One of these "designs" is the four-year residential college. It is different from an on-the-job training school and from a research university. The actual structure (arrangement) of a technology has some correspondence to the goals we seek to achieve. The question before us, then, is not whether technology is to be used in college but whether a certain subordinate technology can be usefully employed in an overall college design, that is, within the overarching technology of college life. We already use countless subordinate technologies in achieving that design; and we have been doing that as long as residential colleges have existed.

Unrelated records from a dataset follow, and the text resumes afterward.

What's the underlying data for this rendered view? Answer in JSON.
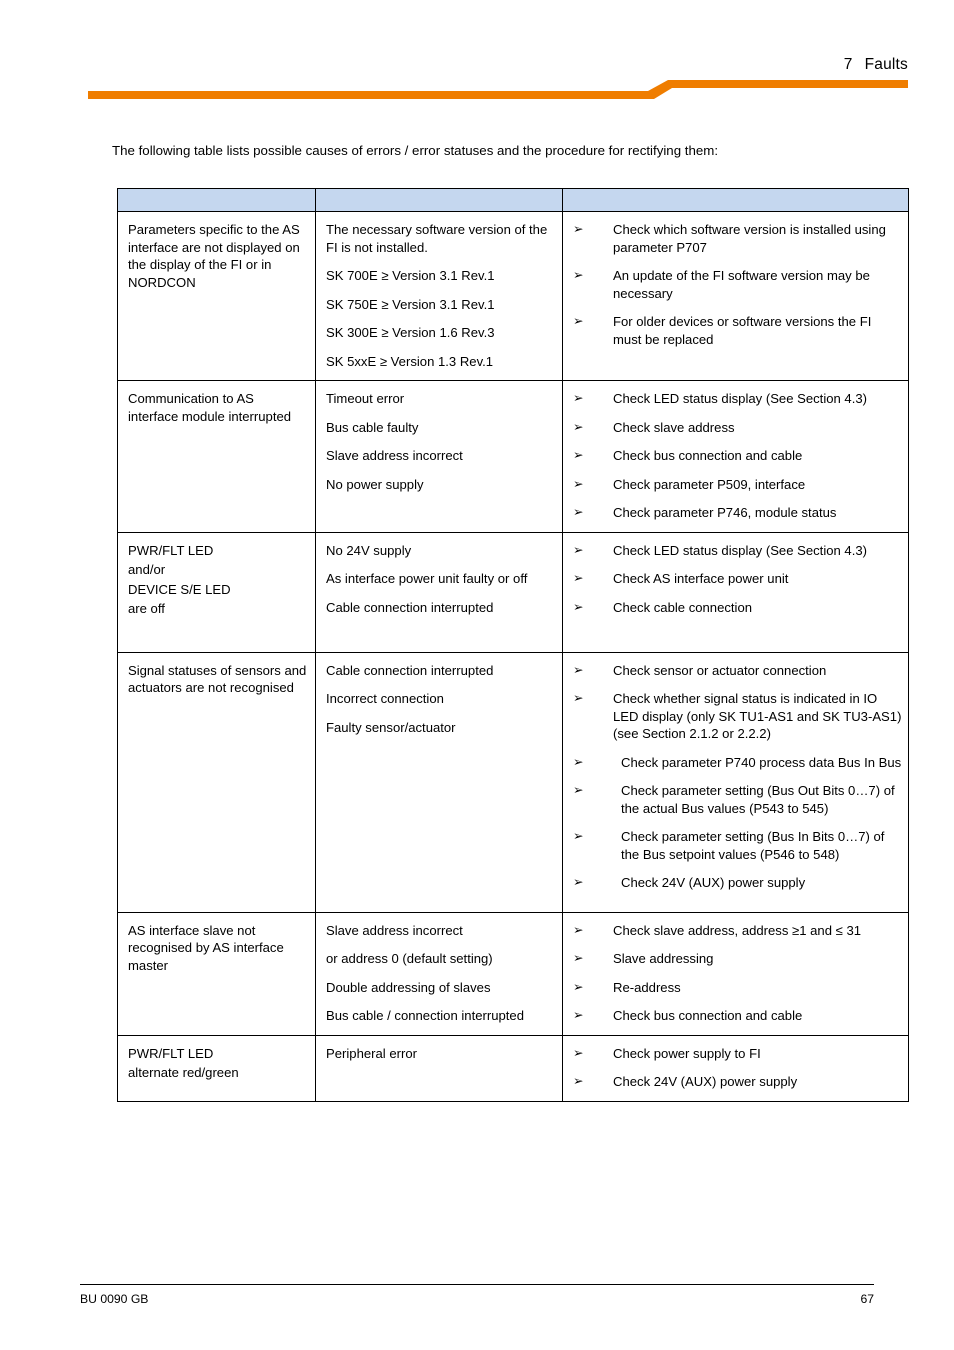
{
  "page": {
    "header": {
      "chapter_number": "7",
      "chapter_title": "Faults",
      "accent_color": "#ef7d00"
    },
    "intro": "The following table lists possible causes of errors / error statuses and the procedure for rectifying them:",
    "footer": {
      "document_code": "BU 0090 GB",
      "page_number": "67"
    }
  },
  "table": {
    "header_fill_color": "#c5d7ef",
    "headers": [
      "",
      "",
      ""
    ],
    "bullet_glyph": "➢",
    "rows": [
      {
        "fault": [
          "Parameters specific to the AS interface are not displayed on the display of the FI or in NORDCON"
        ],
        "cause": [
          "The necessary software version of the FI is not installed.",
          "SK 700E ≥ Version 3.1 Rev.1",
          "SK 750E ≥ Version 3.1 Rev.1",
          "SK 300E ≥ Version 1.6 Rev.3",
          "SK 5xxE ≥ Version 1.3 Rev.1"
        ],
        "remedy": [
          "Check which software version is installed using parameter P707",
          "An update of the FI software version may be necessary",
          "For older devices or software versions the FI must be replaced"
        ]
      },
      {
        "fault": [
          "Communication to AS interface module interrupted"
        ],
        "cause": [
          "Timeout error",
          "Bus cable faulty",
          "Slave address incorrect",
          "No power supply"
        ],
        "remedy": [
          "Check LED status display (See Section 4.3)",
          "Check slave address",
          "Check bus connection and cable",
          "Check parameter P509, interface",
          "Check parameter P746, module status"
        ]
      },
      {
        "fault": [
          "PWR/FLT LED",
          "and/or",
          "DEVICE S/E LED",
          "are off"
        ],
        "cause": [
          "No 24V supply",
          "As interface power unit faulty or off",
          "Cable connection interrupted"
        ],
        "remedy": [
          "Check LED status display (See Section 4.3)",
          "Check AS interface power unit",
          "Check cable connection"
        ]
      },
      {
        "fault": [
          "Signal statuses of sensors and actuators are not recognised"
        ],
        "cause": [
          "Cable connection interrupted",
          "Incorrect connection",
          "Faulty sensor/actuator"
        ],
        "remedy": [
          "Check sensor or actuator connection",
          "Check whether signal status is indicated in IO LED display (only SK TU1-AS1 and SK TU3-AS1) (see Section 2.1.2 or 2.2.2)",
          "Check parameter P740 process data Bus In Bus",
          "Check parameter setting (Bus Out Bits 0…7) of the actual Bus values (P543 to 545)",
          "Check parameter setting (Bus In Bits 0…7) of the Bus setpoint values (P546 to 548)",
          "Check 24V (AUX) power supply"
        ]
      },
      {
        "fault": [
          "AS interface slave not recognised by AS interface master"
        ],
        "cause": [
          "Slave address incorrect",
          "or address 0 (default setting)",
          "Double addressing of slaves",
          "Bus cable / connection interrupted"
        ],
        "remedy": [
          "Check slave address, address ≥1 and ≤ 31",
          "Slave addressing",
          "Re-address",
          "Check bus connection and cable"
        ]
      },
      {
        "fault": [
          "PWR/FLT LED",
          "alternate red/green"
        ],
        "cause": [
          "Peripheral error"
        ],
        "remedy": [
          "Check power supply to FI",
          "Check 24V (AUX) power supply"
        ]
      }
    ]
  }
}
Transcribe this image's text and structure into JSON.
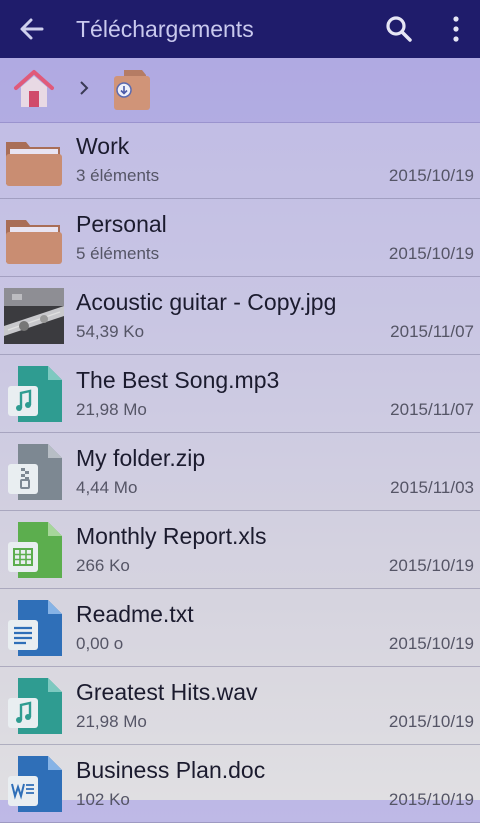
{
  "appbar": {
    "title": "Téléchargements",
    "back_icon": "arrow-left-icon",
    "search_icon": "search-icon",
    "more_icon": "more-vert-icon"
  },
  "breadcrumb": {
    "home_icon": "home-icon",
    "separator_icon": "chevron-right-icon",
    "current_icon": "download-folder-icon"
  },
  "colors": {
    "appbar_bg": "#1f1c6b",
    "folder": "#c48c72",
    "audio": "#2f9c91",
    "archive": "#7d8892",
    "spreadsheet": "#5cae4e",
    "document": "#2f6fb8"
  },
  "files": [
    {
      "name": "Work",
      "meta": "3 éléments",
      "date": "2015/10/19",
      "icon": "folder-icon"
    },
    {
      "name": "Personal",
      "meta": "5 éléments",
      "date": "2015/10/19",
      "icon": "folder-icon"
    },
    {
      "name": "Acoustic guitar - Copy.jpg",
      "meta": "54,39 Ko",
      "date": "2015/11/07",
      "icon": "image-thumbnail-icon"
    },
    {
      "name": "The Best Song.mp3",
      "meta": "21,98 Mo",
      "date": "2015/11/07",
      "icon": "audio-file-icon"
    },
    {
      "name": "My folder.zip",
      "meta": "4,44 Mo",
      "date": "2015/11/03",
      "icon": "zip-file-icon"
    },
    {
      "name": "Monthly Report.xls",
      "meta": "266 Ko",
      "date": "2015/10/19",
      "icon": "spreadsheet-file-icon"
    },
    {
      "name": "Readme.txt",
      "meta": "0,00 o",
      "date": "2015/10/19",
      "icon": "text-file-icon"
    },
    {
      "name": "Greatest Hits.wav",
      "meta": "21,98 Mo",
      "date": "2015/10/19",
      "icon": "audio-file-icon"
    },
    {
      "name": "Business Plan.doc",
      "meta": "102 Ko",
      "date": "2015/10/19",
      "icon": "word-file-icon"
    }
  ]
}
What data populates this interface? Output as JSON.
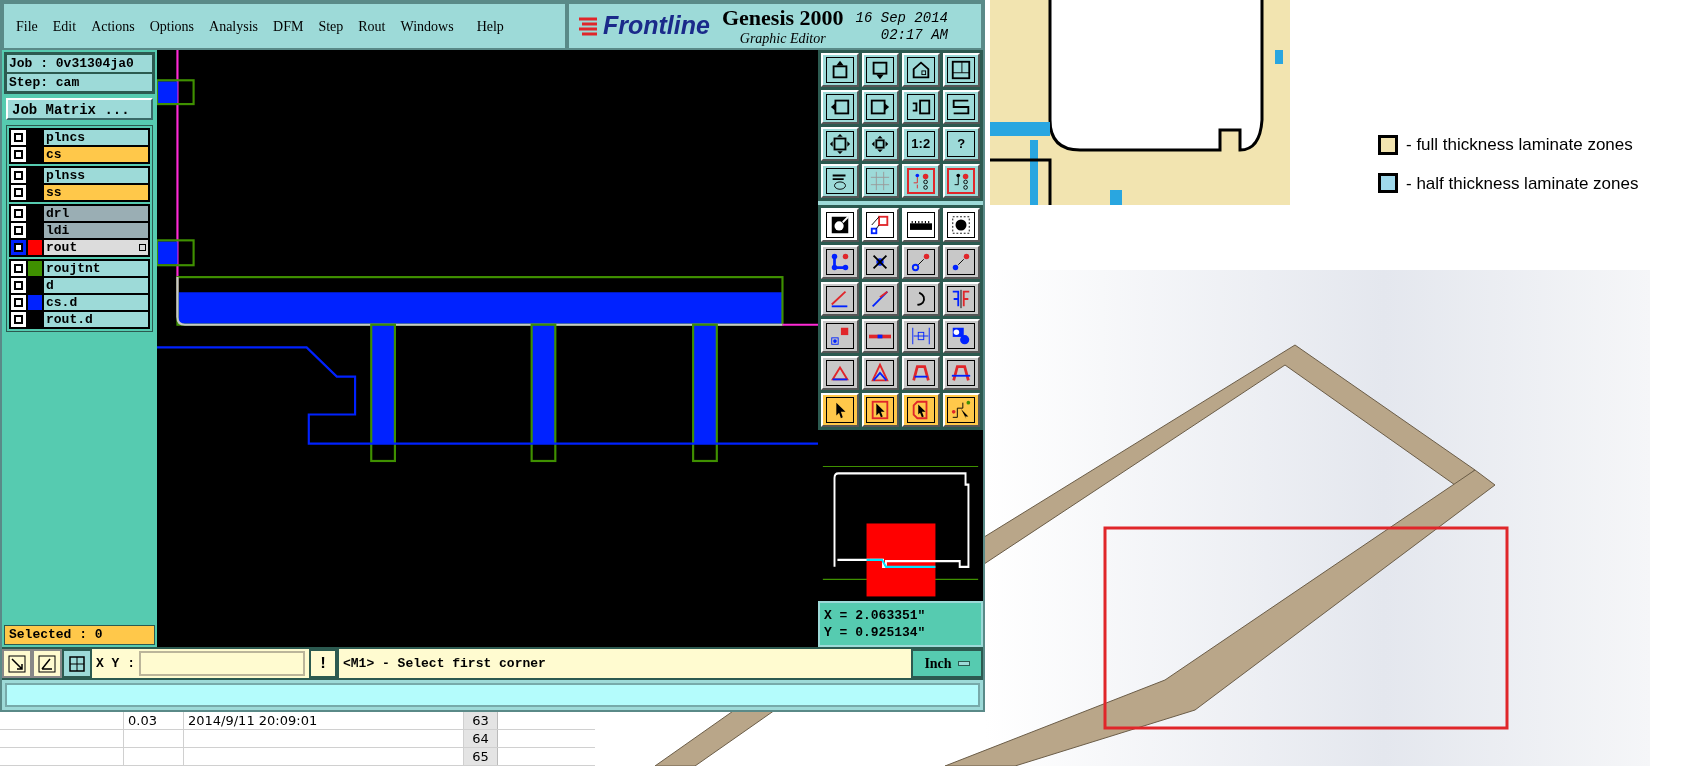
{
  "menu": [
    "File",
    "Edit",
    "Actions",
    "Options",
    "Analysis",
    "DFM",
    "Step",
    "Rout",
    "Windows",
    "Help"
  ],
  "brand": {
    "logo": "Frontline",
    "product": "Genesis 2000",
    "subtitle": "Graphic Editor",
    "date": "16 Sep 2014",
    "time": "02:17 AM"
  },
  "job": {
    "job": "Job : 0v31304ja0",
    "step": "Step: cam",
    "matrix_button": "Job Matrix ..."
  },
  "layer_groups": [
    {
      "layers": [
        {
          "name": "plncs",
          "kind": "plain",
          "selected": false,
          "affected": true
        },
        {
          "name": "cs",
          "kind": "signal",
          "selected": false,
          "affected": true
        }
      ]
    },
    {
      "layers": [
        {
          "name": "plnss",
          "kind": "plain",
          "selected": false,
          "affected": true
        },
        {
          "name": "ss",
          "kind": "signal",
          "selected": false,
          "affected": true
        }
      ]
    },
    {
      "layers": [
        {
          "name": "drl",
          "kind": "drill",
          "selected": false,
          "affected": true
        },
        {
          "name": "ldi",
          "kind": "drill",
          "selected": false,
          "affected": true
        },
        {
          "name": "rout",
          "kind": "drill",
          "selected": true,
          "affected": true,
          "color": "#ff0000"
        }
      ]
    },
    {
      "layers": [
        {
          "name": "roujtnt",
          "kind": "plain",
          "selected": false,
          "affected": true,
          "color": "#3f9000"
        },
        {
          "name": "d",
          "kind": "plain",
          "selected": false,
          "affected": true
        },
        {
          "name": "cs.d",
          "kind": "plain",
          "selected": false,
          "affected": true,
          "color": "#0022ff"
        },
        {
          "name": "rout.d",
          "kind": "plain",
          "selected": false,
          "affected": true
        }
      ]
    }
  ],
  "selected_count": "Selected : 0",
  "toolbar": [
    {
      "kind": "teal",
      "highlighted": false
    },
    {
      "kind": "teal",
      "highlighted": false
    },
    {
      "kind": "teal",
      "highlighted": false
    },
    {
      "kind": "teal",
      "highlighted": false
    },
    {
      "kind": "teal",
      "highlighted": false
    },
    {
      "kind": "teal",
      "highlighted": false
    },
    {
      "kind": "teal",
      "highlighted": false
    },
    {
      "kind": "teal",
      "highlighted": false
    },
    {
      "kind": "teal",
      "highlighted": false
    },
    {
      "kind": "teal",
      "highlighted": false
    },
    {
      "kind": "teal",
      "highlighted": false,
      "label": "1:2"
    },
    {
      "kind": "teal",
      "highlighted": false,
      "label": "?"
    },
    {
      "kind": "teal",
      "highlighted": false
    },
    {
      "kind": "teal",
      "highlighted": false
    },
    {
      "kind": "teal",
      "highlighted": true
    },
    {
      "kind": "teal",
      "highlighted": true
    },
    {
      "kind": "white",
      "highlighted": false
    },
    {
      "kind": "white",
      "highlighted": false
    },
    {
      "kind": "white",
      "highlighted": false
    },
    {
      "kind": "white",
      "highlighted": false
    },
    {
      "kind": "grey",
      "highlighted": false
    },
    {
      "kind": "grey",
      "highlighted": false
    },
    {
      "kind": "grey",
      "highlighted": false
    },
    {
      "kind": "grey",
      "highlighted": false
    },
    {
      "kind": "grey",
      "highlighted": false
    },
    {
      "kind": "grey",
      "highlighted": false
    },
    {
      "kind": "grey",
      "highlighted": false
    },
    {
      "kind": "grey",
      "highlighted": false
    },
    {
      "kind": "grey",
      "highlighted": false
    },
    {
      "kind": "grey",
      "highlighted": false
    },
    {
      "kind": "grey",
      "highlighted": false
    },
    {
      "kind": "grey",
      "highlighted": false
    },
    {
      "kind": "grey",
      "highlighted": false
    },
    {
      "kind": "grey",
      "highlighted": false
    },
    {
      "kind": "grey",
      "highlighted": false
    },
    {
      "kind": "grey",
      "highlighted": false
    },
    {
      "kind": "orange",
      "highlighted": false
    },
    {
      "kind": "orange",
      "highlighted": false
    },
    {
      "kind": "orange",
      "highlighted": false
    },
    {
      "kind": "orange",
      "highlighted": false
    }
  ],
  "coordinates": {
    "x": "X = 2.063351\"",
    "y": "Y = 0.925134\""
  },
  "input_bar": {
    "xy_label": "X Y :",
    "alert": "!",
    "prompt": "<M1> - Select first corner",
    "units": "Inch"
  },
  "spreadsheet": {
    "rows": [
      {
        "cells": [
          "0.03",
          "2014/9/11 20:09:01"
        ],
        "number": "63"
      },
      {
        "cells": [],
        "number": "64"
      },
      {
        "cells": [],
        "number": "65"
      }
    ]
  },
  "legend": [
    {
      "label": "- full thickness laminate zones",
      "color": "#f2e4b0"
    },
    {
      "label": "- half thickness laminate zones",
      "color": "#9fd9ec"
    }
  ]
}
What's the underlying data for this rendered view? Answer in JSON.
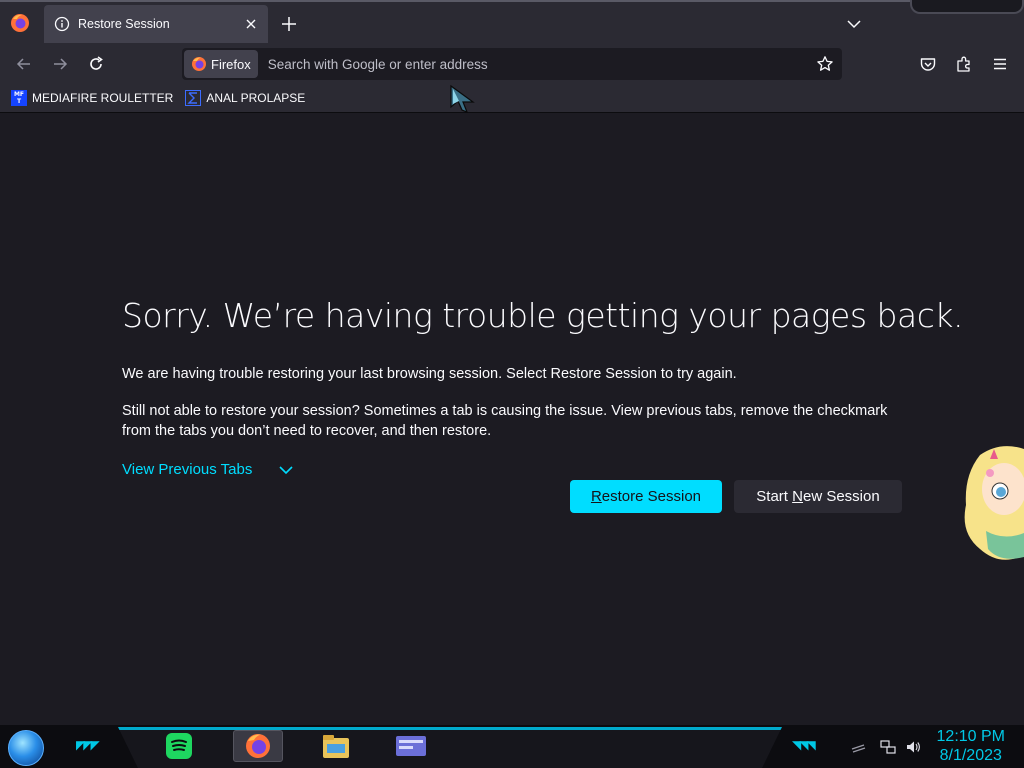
{
  "browser": {
    "tab": {
      "title": "Restore Session"
    },
    "urlbar": {
      "identity_label": "Firefox",
      "placeholder": "Search with Google or enter address"
    },
    "bookmarks": [
      {
        "label": "MEDIAFIRE ROULETTER",
        "favicon_text": "MF T"
      },
      {
        "label": "ANAL PROLAPSE"
      }
    ],
    "icons": [
      "firefox-menu-icon",
      "info-icon",
      "close-icon",
      "new-tab-icon",
      "chevron-down-icon",
      "back-icon",
      "forward-icon",
      "reload-icon",
      "star-icon",
      "pocket-icon",
      "extensions-icon",
      "hamburger-menu-icon"
    ]
  },
  "page": {
    "title": "Sorry. We’re having trouble getting your pages back.",
    "paragraph1": "We are having trouble restoring your last browsing session. Select Restore Session to try again.",
    "paragraph2": "Still not able to restore your session? Sometimes a tab is causing the issue. View previous tabs, remove the checkmark from the tabs you don’t need to recover, and then restore.",
    "view_previous_tabs": "View Previous Tabs",
    "restore_button": {
      "accel": "R",
      "rest": "estore Session"
    },
    "new_session_button": {
      "before": "Start ",
      "accel": "N",
      "rest": "ew Session"
    }
  },
  "taskbar": {
    "time": "12:10 PM",
    "date": "8/1/2023",
    "apps": [
      "spotify-icon",
      "firefox-icon",
      "file-explorer-icon",
      "control-panel-icon"
    ],
    "tray": [
      "network-icon",
      "volume-icon"
    ],
    "accent_color": "#00c8e6"
  },
  "colors": {
    "accent": "#00ddff",
    "background": "#1c1b22",
    "toolbar": "#2b2a33"
  }
}
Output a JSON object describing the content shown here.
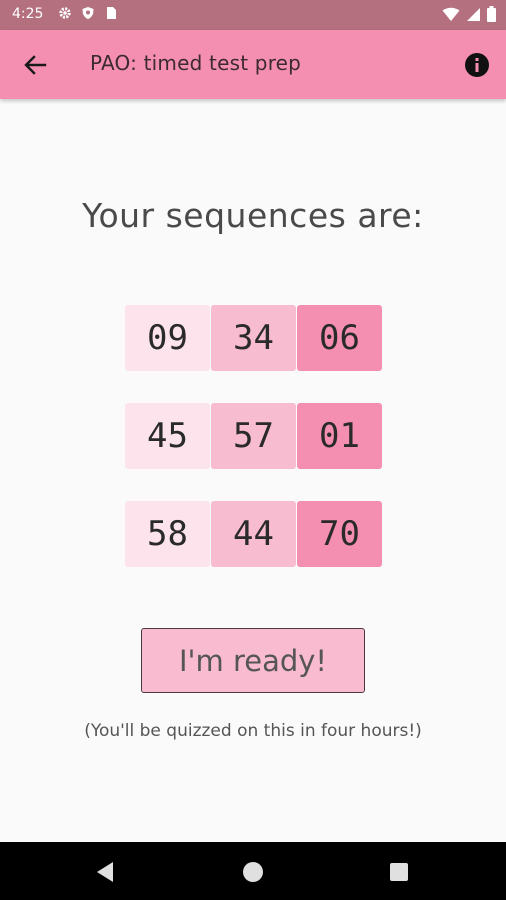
{
  "status_bar": {
    "time": "4:25",
    "icons_left": [
      "settings-icon",
      "shield-icon",
      "sim-icon"
    ],
    "icons_right": [
      "wifi-icon",
      "signal-icon",
      "battery-icon"
    ]
  },
  "app_bar": {
    "title": "PAO: timed test prep",
    "back_icon": "arrow-back-icon",
    "info_icon": "info-icon",
    "color": "#f48fb1"
  },
  "main": {
    "heading": "Your sequences are:",
    "sequences": [
      [
        "09",
        "34",
        "06"
      ],
      [
        "45",
        "57",
        "01"
      ],
      [
        "58",
        "44",
        "70"
      ]
    ],
    "ready_button": "I'm ready!",
    "note": "(You'll be quizzed on this in four hours!)"
  },
  "nav_bar": {
    "back": "nav-back-icon",
    "home": "nav-home-icon",
    "recents": "nav-recents-icon"
  }
}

As a piece of subordinate technology, the computer has been around and has demonstrated its usefulness for a long time. In more recent time, however, computers have gotten "wired" so that they are interconnected in huge networks. Participation in the Internet, in fact, opens a personal computer to worldwide communications. To what degree is this technology useful within the overall design of a four-year residential college; and what impact would it have on college life. These are the questions that seem appropriate to ask. The central question, in fact, is whether the computer network should figure into pedagogy or whether there is something in this application that will detract from the educational experience and cause us to fail in meeting our educational goals. These are basic questions about "design" and they should enter into every application of subordinate technologies within any over-arching structure of behavior.
What we need to remember is that technology is no villain. That's like accusing men of original sin. The issue, as Ortega argues, is determining our own "vital interests." These are what should determine the pieces that go together in our designs. The great problem of our time, as Ortega also realized, is that we are rapidly losing touch with our vital interests. If we merely welcome change because machines have been invented and we consistently ignore what we are all about, we invite disaster. We could design a new university in which no one really belongs -- no student body and no faculty.
Tad Beckman, Harvey Mudd College
Claremont, CA 91711
April 28, 1998